## DESCRIPTION OF THE TASK:
Would you repeat every line of the material exactly?

[[ RECORDS PROVIDED open ]]

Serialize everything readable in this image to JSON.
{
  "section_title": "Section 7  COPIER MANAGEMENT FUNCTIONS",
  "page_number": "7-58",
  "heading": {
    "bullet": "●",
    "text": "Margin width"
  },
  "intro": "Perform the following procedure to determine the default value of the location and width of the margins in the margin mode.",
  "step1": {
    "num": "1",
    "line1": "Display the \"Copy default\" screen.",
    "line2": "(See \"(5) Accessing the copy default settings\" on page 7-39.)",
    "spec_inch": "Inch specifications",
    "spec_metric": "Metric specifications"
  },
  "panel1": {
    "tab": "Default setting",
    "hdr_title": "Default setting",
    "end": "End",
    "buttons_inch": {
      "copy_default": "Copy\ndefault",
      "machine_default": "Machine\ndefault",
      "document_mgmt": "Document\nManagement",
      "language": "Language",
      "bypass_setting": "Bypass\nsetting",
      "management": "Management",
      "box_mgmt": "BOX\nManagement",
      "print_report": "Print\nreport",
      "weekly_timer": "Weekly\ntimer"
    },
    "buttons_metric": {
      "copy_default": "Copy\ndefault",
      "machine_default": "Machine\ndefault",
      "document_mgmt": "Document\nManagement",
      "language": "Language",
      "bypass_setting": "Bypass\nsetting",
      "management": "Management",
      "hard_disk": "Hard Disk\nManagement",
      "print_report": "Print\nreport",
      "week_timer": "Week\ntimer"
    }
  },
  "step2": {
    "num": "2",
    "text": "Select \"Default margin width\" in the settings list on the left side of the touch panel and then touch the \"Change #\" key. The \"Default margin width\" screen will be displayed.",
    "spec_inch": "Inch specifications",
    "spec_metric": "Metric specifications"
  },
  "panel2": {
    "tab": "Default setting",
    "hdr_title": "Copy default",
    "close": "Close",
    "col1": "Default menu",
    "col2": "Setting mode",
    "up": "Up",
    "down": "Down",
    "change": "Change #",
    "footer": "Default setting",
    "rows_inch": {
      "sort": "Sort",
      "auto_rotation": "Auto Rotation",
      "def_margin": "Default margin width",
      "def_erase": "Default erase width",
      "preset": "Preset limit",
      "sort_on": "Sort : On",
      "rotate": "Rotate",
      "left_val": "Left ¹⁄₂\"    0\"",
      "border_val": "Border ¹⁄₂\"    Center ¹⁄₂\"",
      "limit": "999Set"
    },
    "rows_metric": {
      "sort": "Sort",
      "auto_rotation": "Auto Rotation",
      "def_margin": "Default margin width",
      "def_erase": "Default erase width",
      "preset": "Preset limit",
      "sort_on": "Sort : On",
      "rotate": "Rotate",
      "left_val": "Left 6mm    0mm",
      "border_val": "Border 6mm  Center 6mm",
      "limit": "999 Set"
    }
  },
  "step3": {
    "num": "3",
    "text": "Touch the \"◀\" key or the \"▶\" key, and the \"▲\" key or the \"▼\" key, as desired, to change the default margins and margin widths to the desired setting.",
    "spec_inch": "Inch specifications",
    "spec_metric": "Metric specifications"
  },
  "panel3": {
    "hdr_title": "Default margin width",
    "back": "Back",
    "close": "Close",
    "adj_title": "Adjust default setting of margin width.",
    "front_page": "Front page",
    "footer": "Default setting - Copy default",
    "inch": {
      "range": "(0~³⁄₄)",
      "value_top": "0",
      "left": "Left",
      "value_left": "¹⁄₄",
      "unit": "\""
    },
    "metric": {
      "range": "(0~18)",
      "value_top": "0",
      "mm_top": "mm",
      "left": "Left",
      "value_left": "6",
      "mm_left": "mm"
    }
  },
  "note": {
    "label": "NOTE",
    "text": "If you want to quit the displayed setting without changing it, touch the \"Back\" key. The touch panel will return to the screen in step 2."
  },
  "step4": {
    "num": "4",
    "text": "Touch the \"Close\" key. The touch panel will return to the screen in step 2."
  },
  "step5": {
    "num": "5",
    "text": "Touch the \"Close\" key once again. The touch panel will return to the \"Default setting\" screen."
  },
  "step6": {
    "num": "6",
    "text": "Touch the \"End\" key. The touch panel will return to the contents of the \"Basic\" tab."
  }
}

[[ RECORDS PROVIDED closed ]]

## OUTPUT FOR THIS TASK:
Serialize everything readable in this image to JSON.
{
  "section_title": "Section 7  COPIER MANAGEMENT FUNCTIONS",
  "page_number": "7-58",
  "heading": {
    "bullet": "●",
    "text": "Margin width"
  },
  "intro": "Perform the following procedure to determine the default value of the location and width of the margins in the margin mode.",
  "step1": {
    "num": "1",
    "line1": "Display the \"Copy default\" screen.",
    "line2": "(See \"(5) Accessing the copy default settings\" on page 7-39.)",
    "spec_inch": "Inch specifications",
    "spec_metric": "Metric specifications"
  },
  "panel1": {
    "tab": "Default setting",
    "hdr_title": "Default setting",
    "end": "End",
    "buttons_inch": {
      "copy_default": "Copy\ndefault",
      "machine_default": "Machine\ndefault",
      "document_mgmt": "Document\nManagement",
      "language": "Language",
      "bypass_setting": "Bypass\nsetting",
      "management": "Management",
      "box_mgmt": "BOX\nManagement",
      "print_report": "Print\nreport",
      "weekly_timer": "Weekly\ntimer"
    },
    "buttons_metric": {
      "copy_default": "Copy\ndefault",
      "machine_default": "Machine\ndefault",
      "document_mgmt": "Document\nManagement",
      "language": "Language",
      "bypass_setting": "Bypass\nsetting",
      "management": "Management",
      "hard_disk": "Hard Disk\nManagement",
      "print_report": "Print\nreport",
      "week_timer": "Week\ntimer"
    }
  },
  "step2": {
    "num": "2",
    "text": "Select \"Default margin width\" in the settings list on the left side of the touch panel and then touch the \"Change #\" key. The \"Default margin width\" screen will be displayed.",
    "spec_inch": "Inch specifications",
    "spec_metric": "Metric specifications"
  },
  "panel2": {
    "tab": "Default setting",
    "hdr_title": "Copy default",
    "close": "Close",
    "col1": "Default menu",
    "col2": "Setting mode",
    "up": "Up",
    "down": "Down",
    "change": "Change #",
    "footer": "Default setting",
    "rows_inch": {
      "sort": "Sort",
      "auto_rotation": "Auto Rotation",
      "def_margin": "Default margin width",
      "def_erase": "Default erase width",
      "preset": "Preset limit",
      "sort_on": "Sort : On",
      "rotate": "Rotate",
      "left_val": "Left ¹⁄₂\"    0\"",
      "border_val": "Border ¹⁄₂\"    Center ¹⁄₂\"",
      "limit": "999Set"
    },
    "rows_metric": {
      "sort": "Sort",
      "auto_rotation": "Auto Rotation",
      "def_margin": "Default margin width",
      "def_erase": "Default erase width",
      "preset": "Preset limit",
      "sort_on": "Sort : On",
      "rotate": "Rotate",
      "left_val": "Left 6mm    0mm",
      "border_val": "Border 6mm  Center 6mm",
      "limit": "999 Set"
    }
  },
  "step3": {
    "num": "3",
    "text": "Touch the \"◀\" key or the \"▶\" key, and the \"▲\" key or the \"▼\" key, as desired, to change the default margins and margin widths to the desired setting.",
    "spec_inch": "Inch specifications",
    "spec_metric": "Metric specifications"
  },
  "panel3": {
    "hdr_title": "Default margin width",
    "back": "Back",
    "close": "Close",
    "adj_title": "Adjust default setting of margin width.",
    "front_page": "Front page",
    "footer": "Default setting - Copy default",
    "inch": {
      "range": "(0~³⁄₄)",
      "value_top": "0",
      "left": "Left",
      "value_left": "¹⁄₄",
      "unit": "\""
    },
    "metric": {
      "range": "(0~18)",
      "value_top": "0",
      "mm_top": "mm",
      "left": "Left",
      "value_left": "6",
      "mm_left": "mm"
    }
  },
  "note": {
    "label": "NOTE",
    "text": "If you want to quit the displayed setting without changing it, touch the \"Back\" key. The touch panel will return to the screen in step 2."
  },
  "step4": {
    "num": "4",
    "text": "Touch the \"Close\" key. The touch panel will return to the screen in step 2."
  },
  "step5": {
    "num": "5",
    "text": "Touch the \"Close\" key once again. The touch panel will return to the \"Default setting\" screen."
  },
  "step6": {
    "num": "6",
    "text": "Touch the \"End\" key. The touch panel will return to the contents of the \"Basic\" tab."
  }
}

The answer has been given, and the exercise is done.